After emailing these to Mike and a couple other close friends (“open-minded” friends, I might add), one of them came back with a seventh woman’s face! What we present here are these extracted images with additional pointers to help with locating them in the larger image.
At least some of these faces will stubbornly refuse to materialize for some of you. These details are best recognized at a certain resolution — too enlarged and it just looks like a gray mulch, too reduced and it looks like a more linear gray mulch. Viewers should play with zooming in and out by bits until the image pops out at them. The images here are at the best resolution for me.
I am fiercely intellectually curious and open-minded but I would not say gullible. There are many things in this world that are not yet resolved or explained fully, because all the facts are not on the table and in many cases adequate technology or methodology are lacking.
One reader here asked why Amelia would haunt a location so completely imbued with agony and grief for her, to which another reader answered perhaps she is merely making her mark on this image at this blog, a place where we continue to question and dig and discuss until her true fate has been demonstrated and accepted by the public. This sounds to me like a plausible answer, and I hope each of you finds these images and comments at the very least thought-provoking and entertaining.
Every now and then I see a photo and – if I can assume it’s legitimate and not doctored – it is probably even more stunning to me. I never expect/demand that the image matches a pose from a photograph of the person.
This seems ridiculously pedantic and artificial to me – what of all the people who died before photography and were later seen as ghosts? How does a dead person select the exact photo s/he wants to use as the calling card in these instances? Not to mention, doesn’t it make more sense that a ghostly image in a photo that does match an old photo of that person, stands a better chance to have been technologically superimposed on the newer photo?
So it does not bother me that I do not see Amelia’s face, as in press photos, in these. The one with what I see to be goggles on her head is impressive to me.
(By the way, do any of you know of research funding streams to send a number of amateur ghost hunters researchers to Saipan to conduct research at this location?

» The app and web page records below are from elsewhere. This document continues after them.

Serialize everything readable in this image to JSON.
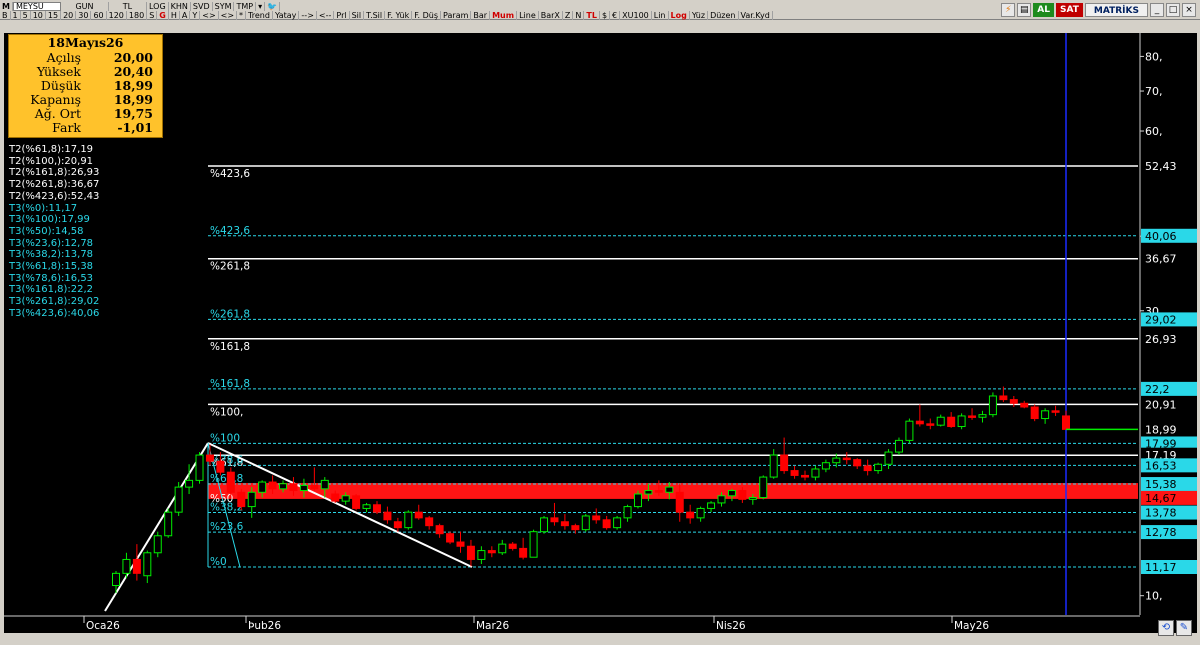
{
  "toolbar": {
    "m_label": "M",
    "symbol": "MEYSU",
    "period_label": "GUN",
    "currency_label": "TL",
    "log_label": "LOG",
    "khn_label": "KHN",
    "svd_label": "SVD",
    "sym_label": "SYM",
    "tmp_label": "TMP",
    "row2": [
      "B",
      "1",
      "5",
      "10",
      "15",
      "20",
      "30",
      "60",
      "120",
      "180",
      "S",
      "G",
      "H",
      "A",
      "Y",
      "<>",
      "<>",
      "*",
      "Trend",
      "Yatay",
      "-->",
      "<--",
      "Prl",
      "Sil",
      "T.Sil",
      "F. Yük",
      "F. Düş",
      "Param",
      "Bar",
      "Mum",
      "Line",
      "BarX",
      "Z",
      "N",
      "TL",
      "$",
      "€",
      "XU100",
      "Lin",
      "Log",
      "Yüz",
      "Düzen",
      "Var.Kyd"
    ],
    "al_label": "AL",
    "sat_label": "SAT",
    "matriks_label": "MATRİKS"
  },
  "info": {
    "date": "18Mayıs26",
    "rows": [
      {
        "label": "Açılış",
        "value": "20,00"
      },
      {
        "label": "Yüksek",
        "value": "20,40"
      },
      {
        "label": "Düşük",
        "value": "18,99"
      },
      {
        "label": "Kapanış",
        "value": "18,99"
      },
      {
        "label": "Ağ. Ort",
        "value": "19,75"
      },
      {
        "label": "Fark",
        "value": "-1,01"
      }
    ]
  },
  "fib_list": [
    {
      "text": "T2(%61,8):17,19",
      "color": "#ffffff"
    },
    {
      "text": "T2(%100,):20,91",
      "color": "#ffffff"
    },
    {
      "text": "T2(%161,8):26,93",
      "color": "#ffffff"
    },
    {
      "text": "T2(%261,8):36,67",
      "color": "#ffffff"
    },
    {
      "text": "T2(%423,6):52,43",
      "color": "#ffffff"
    },
    {
      "text": "T3(%0):11,17",
      "color": "#2ad8e8"
    },
    {
      "text": "T3(%100):17,99",
      "color": "#2ad8e8"
    },
    {
      "text": "T3(%50):14,58",
      "color": "#2ad8e8"
    },
    {
      "text": "T3(%23,6):12,78",
      "color": "#2ad8e8"
    },
    {
      "text": "T3(%38,2):13,78",
      "color": "#2ad8e8"
    },
    {
      "text": "T3(%61,8):15,38",
      "color": "#2ad8e8"
    },
    {
      "text": "T3(%78,6):16,53",
      "color": "#2ad8e8"
    },
    {
      "text": "T3(%161,8):22,2",
      "color": "#2ad8e8"
    },
    {
      "text": "T3(%261,8):29,02",
      "color": "#2ad8e8"
    },
    {
      "text": "T3(%423,6):40,06",
      "color": "#2ad8e8"
    }
  ],
  "chart_data": {
    "type": "candlestick",
    "symbol": "MEYSU",
    "y_scale": "log",
    "ylim": [
      9.5,
      90
    ],
    "y_ticks": [
      {
        "value": 80,
        "label": "80,"
      },
      {
        "value": 70,
        "label": "70,"
      },
      {
        "value": 60,
        "label": "60,"
      },
      {
        "value": 40,
        "label": "40,"
      },
      {
        "value": 30,
        "label": "30,"
      },
      {
        "value": 10,
        "label": "10,"
      }
    ],
    "x_labels": [
      "Oca26",
      "Þub26",
      "Mar26",
      "Nis26",
      "May26"
    ],
    "fib_levels": [
      {
        "label": "%423,6",
        "value": 52.43,
        "tag": "52,43",
        "style": "white"
      },
      {
        "label": "%423,6",
        "value": 40.06,
        "tag": "40,06",
        "style": "cyan"
      },
      {
        "label": "%261,8",
        "value": 36.67,
        "tag": "36,67",
        "style": "white"
      },
      {
        "label": "%261,8",
        "value": 29.02,
        "tag": "29,02",
        "style": "cyan"
      },
      {
        "label": "%161,8",
        "value": 26.93,
        "tag": "26,93",
        "style": "white"
      },
      {
        "label": "%161,8",
        "value": 22.2,
        "tag": "22,2",
        "style": "cyan"
      },
      {
        "label": "%100,",
        "value": 20.91,
        "tag": "20,91",
        "style": "white"
      },
      {
        "label": "%100",
        "value": 17.99,
        "tag": "17,99",
        "style": "cyan"
      },
      {
        "label": "%61,8",
        "value": 17.19,
        "tag": "17,19",
        "style": "white"
      },
      {
        "label": "%78,6",
        "value": 16.53,
        "tag": "16,53",
        "style": "cyan"
      },
      {
        "label": "%61,8",
        "value": 15.38,
        "tag": "15,38",
        "style": "cyan"
      },
      {
        "label": "%50",
        "value": 14.58,
        "tag": "14,67",
        "style": "red"
      },
      {
        "label": "%38,2",
        "value": 13.78,
        "tag": "13,78",
        "style": "cyan"
      },
      {
        "label": "%23,6",
        "value": 12.78,
        "tag": "12,78",
        "style": "cyan"
      },
      {
        "label": "%0",
        "value": 11.17,
        "tag": "11,17",
        "style": "cyan"
      }
    ],
    "last_price": {
      "value": 18.99,
      "tag": "18,99"
    },
    "candles": [
      {
        "o": 10.4,
        "h": 11.0,
        "l": 10.1,
        "c": 10.9
      },
      {
        "o": 10.9,
        "h": 11.8,
        "l": 10.7,
        "c": 11.5
      },
      {
        "o": 11.5,
        "h": 12.2,
        "l": 10.6,
        "c": 10.9
      },
      {
        "o": 10.8,
        "h": 11.9,
        "l": 10.5,
        "c": 11.8
      },
      {
        "o": 11.8,
        "h": 12.8,
        "l": 11.6,
        "c": 12.6
      },
      {
        "o": 12.6,
        "h": 14.0,
        "l": 12.5,
        "c": 13.8
      },
      {
        "o": 13.8,
        "h": 15.5,
        "l": 13.6,
        "c": 15.2
      },
      {
        "o": 15.2,
        "h": 16.6,
        "l": 14.8,
        "c": 15.6
      },
      {
        "o": 15.6,
        "h": 17.4,
        "l": 15.4,
        "c": 17.2
      },
      {
        "o": 17.2,
        "h": 17.9,
        "l": 16.5,
        "c": 16.8
      },
      {
        "o": 16.8,
        "h": 17.4,
        "l": 15.9,
        "c": 16.1
      },
      {
        "o": 16.1,
        "h": 16.4,
        "l": 14.6,
        "c": 14.9
      },
      {
        "o": 14.9,
        "h": 15.1,
        "l": 13.9,
        "c": 14.1
      },
      {
        "o": 14.1,
        "h": 15.2,
        "l": 13.5,
        "c": 14.9
      },
      {
        "o": 14.9,
        "h": 15.6,
        "l": 14.6,
        "c": 15.5
      },
      {
        "o": 15.5,
        "h": 15.9,
        "l": 14.8,
        "c": 15.1
      },
      {
        "o": 15.1,
        "h": 15.6,
        "l": 14.9,
        "c": 15.4
      },
      {
        "o": 15.4,
        "h": 15.8,
        "l": 14.7,
        "c": 15.0
      },
      {
        "o": 15.0,
        "h": 15.7,
        "l": 14.6,
        "c": 15.3
      },
      {
        "o": 15.3,
        "h": 16.4,
        "l": 15.0,
        "c": 15.1
      },
      {
        "o": 15.1,
        "h": 15.8,
        "l": 14.6,
        "c": 15.6
      },
      {
        "o": 14.8,
        "h": 15.0,
        "l": 14.3,
        "c": 14.4
      },
      {
        "o": 14.4,
        "h": 14.9,
        "l": 14.2,
        "c": 14.7
      },
      {
        "o": 14.7,
        "h": 14.8,
        "l": 13.9,
        "c": 14.0
      },
      {
        "o": 14.0,
        "h": 14.3,
        "l": 13.8,
        "c": 14.2
      },
      {
        "o": 14.2,
        "h": 14.4,
        "l": 13.7,
        "c": 13.8
      },
      {
        "o": 13.8,
        "h": 14.1,
        "l": 13.2,
        "c": 13.4
      },
      {
        "o": 13.3,
        "h": 13.5,
        "l": 12.8,
        "c": 13.0
      },
      {
        "o": 13.0,
        "h": 13.9,
        "l": 12.9,
        "c": 13.8
      },
      {
        "o": 13.8,
        "h": 14.2,
        "l": 13.4,
        "c": 13.5
      },
      {
        "o": 13.5,
        "h": 13.6,
        "l": 12.9,
        "c": 13.1
      },
      {
        "o": 13.1,
        "h": 13.2,
        "l": 12.5,
        "c": 12.7
      },
      {
        "o": 12.7,
        "h": 12.8,
        "l": 12.2,
        "c": 12.3
      },
      {
        "o": 12.3,
        "h": 12.8,
        "l": 11.8,
        "c": 12.1
      },
      {
        "o": 12.1,
        "h": 12.4,
        "l": 11.2,
        "c": 11.5
      },
      {
        "o": 11.5,
        "h": 12.1,
        "l": 11.3,
        "c": 11.9
      },
      {
        "o": 11.9,
        "h": 12.1,
        "l": 11.6,
        "c": 11.8
      },
      {
        "o": 11.8,
        "h": 12.4,
        "l": 11.7,
        "c": 12.2
      },
      {
        "o": 12.2,
        "h": 12.3,
        "l": 11.9,
        "c": 12.0
      },
      {
        "o": 12.0,
        "h": 12.5,
        "l": 11.5,
        "c": 11.6
      },
      {
        "o": 11.6,
        "h": 12.9,
        "l": 11.6,
        "c": 12.8
      },
      {
        "o": 12.8,
        "h": 13.6,
        "l": 12.7,
        "c": 13.5
      },
      {
        "o": 13.5,
        "h": 14.3,
        "l": 13.1,
        "c": 13.3
      },
      {
        "o": 13.3,
        "h": 13.7,
        "l": 12.9,
        "c": 13.1
      },
      {
        "o": 13.1,
        "h": 13.2,
        "l": 12.7,
        "c": 12.9
      },
      {
        "o": 12.9,
        "h": 13.7,
        "l": 12.8,
        "c": 13.6
      },
      {
        "o": 13.6,
        "h": 14.0,
        "l": 13.2,
        "c": 13.4
      },
      {
        "o": 13.4,
        "h": 13.6,
        "l": 12.9,
        "c": 13.0
      },
      {
        "o": 13.0,
        "h": 13.6,
        "l": 12.9,
        "c": 13.5
      },
      {
        "o": 13.5,
        "h": 14.2,
        "l": 13.3,
        "c": 14.1
      },
      {
        "o": 14.1,
        "h": 15.0,
        "l": 14.0,
        "c": 14.8
      },
      {
        "o": 14.8,
        "h": 15.4,
        "l": 14.4,
        "c": 15.0
      },
      {
        "o": 15.0,
        "h": 15.6,
        "l": 14.7,
        "c": 14.9
      },
      {
        "o": 14.9,
        "h": 15.5,
        "l": 14.5,
        "c": 15.2
      },
      {
        "o": 14.9,
        "h": 15.4,
        "l": 13.3,
        "c": 13.8
      },
      {
        "o": 13.8,
        "h": 14.2,
        "l": 13.2,
        "c": 13.5
      },
      {
        "o": 13.5,
        "h": 14.1,
        "l": 13.3,
        "c": 14.0
      },
      {
        "o": 14.0,
        "h": 14.4,
        "l": 13.8,
        "c": 14.3
      },
      {
        "o": 14.3,
        "h": 14.9,
        "l": 14.1,
        "c": 14.7
      },
      {
        "o": 14.7,
        "h": 15.1,
        "l": 14.4,
        "c": 15.0
      },
      {
        "o": 15.0,
        "h": 15.2,
        "l": 14.3,
        "c": 14.5
      },
      {
        "o": 14.5,
        "h": 14.8,
        "l": 14.2,
        "c": 14.6
      },
      {
        "o": 14.6,
        "h": 15.9,
        "l": 14.5,
        "c": 15.8
      },
      {
        "o": 15.8,
        "h": 17.6,
        "l": 15.7,
        "c": 17.2
      },
      {
        "o": 17.2,
        "h": 18.4,
        "l": 16.0,
        "c": 16.2
      },
      {
        "o": 16.2,
        "h": 16.5,
        "l": 15.7,
        "c": 15.9
      },
      {
        "o": 15.9,
        "h": 16.2,
        "l": 15.6,
        "c": 15.8
      },
      {
        "o": 15.8,
        "h": 16.5,
        "l": 15.6,
        "c": 16.3
      },
      {
        "o": 16.3,
        "h": 16.9,
        "l": 16.1,
        "c": 16.7
      },
      {
        "o": 16.7,
        "h": 17.3,
        "l": 16.4,
        "c": 17.0
      },
      {
        "o": 17.0,
        "h": 17.4,
        "l": 16.6,
        "c": 16.9
      },
      {
        "o": 16.9,
        "h": 17.0,
        "l": 16.3,
        "c": 16.5
      },
      {
        "o": 16.5,
        "h": 16.9,
        "l": 15.9,
        "c": 16.2
      },
      {
        "o": 16.2,
        "h": 16.7,
        "l": 16.0,
        "c": 16.6
      },
      {
        "o": 16.6,
        "h": 17.6,
        "l": 16.3,
        "c": 17.4
      },
      {
        "o": 17.4,
        "h": 18.4,
        "l": 17.2,
        "c": 18.2
      },
      {
        "o": 18.2,
        "h": 19.8,
        "l": 18.0,
        "c": 19.6
      },
      {
        "o": 19.6,
        "h": 20.9,
        "l": 19.2,
        "c": 19.4
      },
      {
        "o": 19.4,
        "h": 19.8,
        "l": 19.0,
        "c": 19.3
      },
      {
        "o": 19.3,
        "h": 20.1,
        "l": 19.2,
        "c": 19.9
      },
      {
        "o": 19.9,
        "h": 20.3,
        "l": 19.1,
        "c": 19.2
      },
      {
        "o": 19.2,
        "h": 20.2,
        "l": 19.0,
        "c": 20.0
      },
      {
        "o": 20.0,
        "h": 20.6,
        "l": 19.7,
        "c": 19.9
      },
      {
        "o": 19.9,
        "h": 20.4,
        "l": 19.5,
        "c": 20.1
      },
      {
        "o": 20.1,
        "h": 21.9,
        "l": 19.9,
        "c": 21.6
      },
      {
        "o": 21.6,
        "h": 22.4,
        "l": 21.1,
        "c": 21.3
      },
      {
        "o": 21.3,
        "h": 21.6,
        "l": 20.7,
        "c": 21.0
      },
      {
        "o": 21.0,
        "h": 21.2,
        "l": 20.6,
        "c": 20.7
      },
      {
        "o": 20.7,
        "h": 20.9,
        "l": 19.6,
        "c": 19.8
      },
      {
        "o": 19.8,
        "h": 20.6,
        "l": 19.4,
        "c": 20.4
      },
      {
        "o": 20.4,
        "h": 20.8,
        "l": 20.0,
        "c": 20.3
      },
      {
        "o": 20.0,
        "h": 20.4,
        "l": 18.99,
        "c": 18.99
      }
    ]
  },
  "colors": {
    "background": "#000000",
    "up": "#00ee00",
    "down": "#ff0000",
    "fib_white": "#ffffff",
    "fib_cyan": "#2ad8e8",
    "fib_zone": "#ff1414",
    "today_line": "#1a2aff",
    "info_bg": "#ffc22b"
  }
}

Just curious.) (End of Laurel Blyth Tague’s analysis; sincere thanks to Laurel for a great job.)
Laurel sent the images to a well-known paranormal “expert” for his opinion, and he told her that this phenomenon is known as simulacrum, meaning “something looks like something it isn’t. Sort of the same thing as figures in clouds, etc.” He didn’t seem impressed, but since I’m not a paranormal expert, I’m free to reject the idea that these images can be attributed to pareidolia, matrixing or even this fancy “simulacrum“ term, which I consider to be a dodge.

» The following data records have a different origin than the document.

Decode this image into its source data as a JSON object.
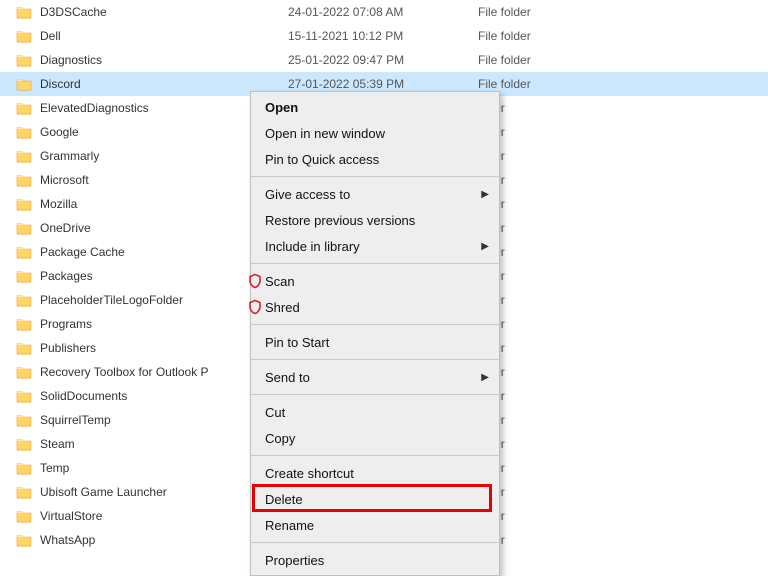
{
  "files": [
    {
      "name": "D3DSCache",
      "date": "24-01-2022 07:08 AM",
      "type": "File folder",
      "selected": false
    },
    {
      "name": "Dell",
      "date": "15-11-2021 10:12 PM",
      "type": "File folder",
      "selected": false
    },
    {
      "name": "Diagnostics",
      "date": "25-01-2022 09:47 PM",
      "type": "File folder",
      "selected": false
    },
    {
      "name": "Discord",
      "date": "27-01-2022 05:39 PM",
      "type": "File folder",
      "selected": true
    },
    {
      "name": "ElevatedDiagnostics",
      "date": "",
      "type": "older",
      "selected": false
    },
    {
      "name": "Google",
      "date": "",
      "type": "older",
      "selected": false
    },
    {
      "name": "Grammarly",
      "date": "",
      "type": "older",
      "selected": false
    },
    {
      "name": "Microsoft",
      "date": "",
      "type": "older",
      "selected": false
    },
    {
      "name": "Mozilla",
      "date": "",
      "type": "older",
      "selected": false
    },
    {
      "name": "OneDrive",
      "date": "",
      "type": "older",
      "selected": false
    },
    {
      "name": "Package Cache",
      "date": "",
      "type": "older",
      "selected": false
    },
    {
      "name": "Packages",
      "date": "",
      "type": "older",
      "selected": false
    },
    {
      "name": "PlaceholderTileLogoFolder",
      "date": "",
      "type": "older",
      "selected": false
    },
    {
      "name": "Programs",
      "date": "",
      "type": "older",
      "selected": false
    },
    {
      "name": "Publishers",
      "date": "",
      "type": "older",
      "selected": false
    },
    {
      "name": "Recovery Toolbox for Outlook P",
      "date": "",
      "type": "older",
      "selected": false
    },
    {
      "name": "SolidDocuments",
      "date": "",
      "type": "older",
      "selected": false
    },
    {
      "name": "SquirrelTemp",
      "date": "",
      "type": "older",
      "selected": false
    },
    {
      "name": "Steam",
      "date": "",
      "type": "older",
      "selected": false
    },
    {
      "name": "Temp",
      "date": "",
      "type": "older",
      "selected": false
    },
    {
      "name": "Ubisoft Game Launcher",
      "date": "",
      "type": "older",
      "selected": false
    },
    {
      "name": "VirtualStore",
      "date": "",
      "type": "older",
      "selected": false
    },
    {
      "name": "WhatsApp",
      "date": "",
      "type": "older",
      "selected": false
    }
  ],
  "menu": {
    "open": "Open",
    "open_new": "Open in new window",
    "pin_quick": "Pin to Quick access",
    "give_access": "Give access to",
    "restore_prev": "Restore previous versions",
    "include_lib": "Include in library",
    "scan": "Scan",
    "shred": "Shred",
    "pin_start": "Pin to Start",
    "send_to": "Send to",
    "cut": "Cut",
    "copy": "Copy",
    "create_shortcut": "Create shortcut",
    "delete": "Delete",
    "rename": "Rename",
    "properties": "Properties"
  },
  "colors": {
    "highlight": "#e60000",
    "selected_row": "#cce8ff",
    "menu_bg": "#eeeeee"
  }
}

If we’re seeing something “that doesn’t exist,” why are we seeing the same things in these photos? I think B+C looks a lot like Amelia, for example. And why do these faces appear almost exclusively in photos of notoriously haunted locations?
I think these faces might be those of discarnate or disembodied entities trapped between planes of existence, between heaven and earth, so to speak, who for whatever reason cannot move on into the light — or the darkness, if that’s their destiny. Or could these some kind of lower-level demonic entities, lingering in a location renowned for evil doings, seeking new hosts or victims to torment?

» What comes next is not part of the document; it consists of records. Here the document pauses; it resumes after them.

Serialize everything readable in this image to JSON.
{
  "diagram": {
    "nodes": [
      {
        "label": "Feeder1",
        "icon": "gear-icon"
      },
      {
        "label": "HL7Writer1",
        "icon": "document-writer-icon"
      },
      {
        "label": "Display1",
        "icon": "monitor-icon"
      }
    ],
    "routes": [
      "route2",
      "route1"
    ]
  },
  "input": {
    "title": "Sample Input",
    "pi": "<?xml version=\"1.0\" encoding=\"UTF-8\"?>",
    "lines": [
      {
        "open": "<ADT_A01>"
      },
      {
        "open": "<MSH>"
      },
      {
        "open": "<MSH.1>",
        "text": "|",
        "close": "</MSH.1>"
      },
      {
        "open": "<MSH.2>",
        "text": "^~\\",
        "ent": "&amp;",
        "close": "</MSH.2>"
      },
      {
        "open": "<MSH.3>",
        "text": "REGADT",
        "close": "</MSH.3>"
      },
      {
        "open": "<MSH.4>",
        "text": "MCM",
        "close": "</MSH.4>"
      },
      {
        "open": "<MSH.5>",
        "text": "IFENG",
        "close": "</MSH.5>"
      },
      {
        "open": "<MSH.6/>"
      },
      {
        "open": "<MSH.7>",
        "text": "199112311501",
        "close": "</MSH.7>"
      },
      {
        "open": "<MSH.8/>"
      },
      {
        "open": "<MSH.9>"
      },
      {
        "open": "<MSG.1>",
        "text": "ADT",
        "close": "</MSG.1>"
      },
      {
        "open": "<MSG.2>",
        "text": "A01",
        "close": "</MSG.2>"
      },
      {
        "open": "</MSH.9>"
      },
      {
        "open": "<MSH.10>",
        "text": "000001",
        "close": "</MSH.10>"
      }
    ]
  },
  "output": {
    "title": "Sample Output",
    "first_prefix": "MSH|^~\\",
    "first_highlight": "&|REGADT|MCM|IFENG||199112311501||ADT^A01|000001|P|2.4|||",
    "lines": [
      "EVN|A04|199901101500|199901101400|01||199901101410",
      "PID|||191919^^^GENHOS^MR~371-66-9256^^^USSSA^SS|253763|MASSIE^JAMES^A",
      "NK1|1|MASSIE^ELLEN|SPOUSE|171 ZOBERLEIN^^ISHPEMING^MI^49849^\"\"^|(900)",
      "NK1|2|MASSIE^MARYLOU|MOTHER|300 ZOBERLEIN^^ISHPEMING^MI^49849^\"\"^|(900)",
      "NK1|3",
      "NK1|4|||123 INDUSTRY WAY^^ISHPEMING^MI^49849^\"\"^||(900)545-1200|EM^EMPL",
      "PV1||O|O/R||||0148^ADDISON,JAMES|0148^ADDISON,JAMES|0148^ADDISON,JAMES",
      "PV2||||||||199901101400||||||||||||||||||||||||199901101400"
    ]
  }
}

How do you explain this, readers? What do you think? Let us hear from you!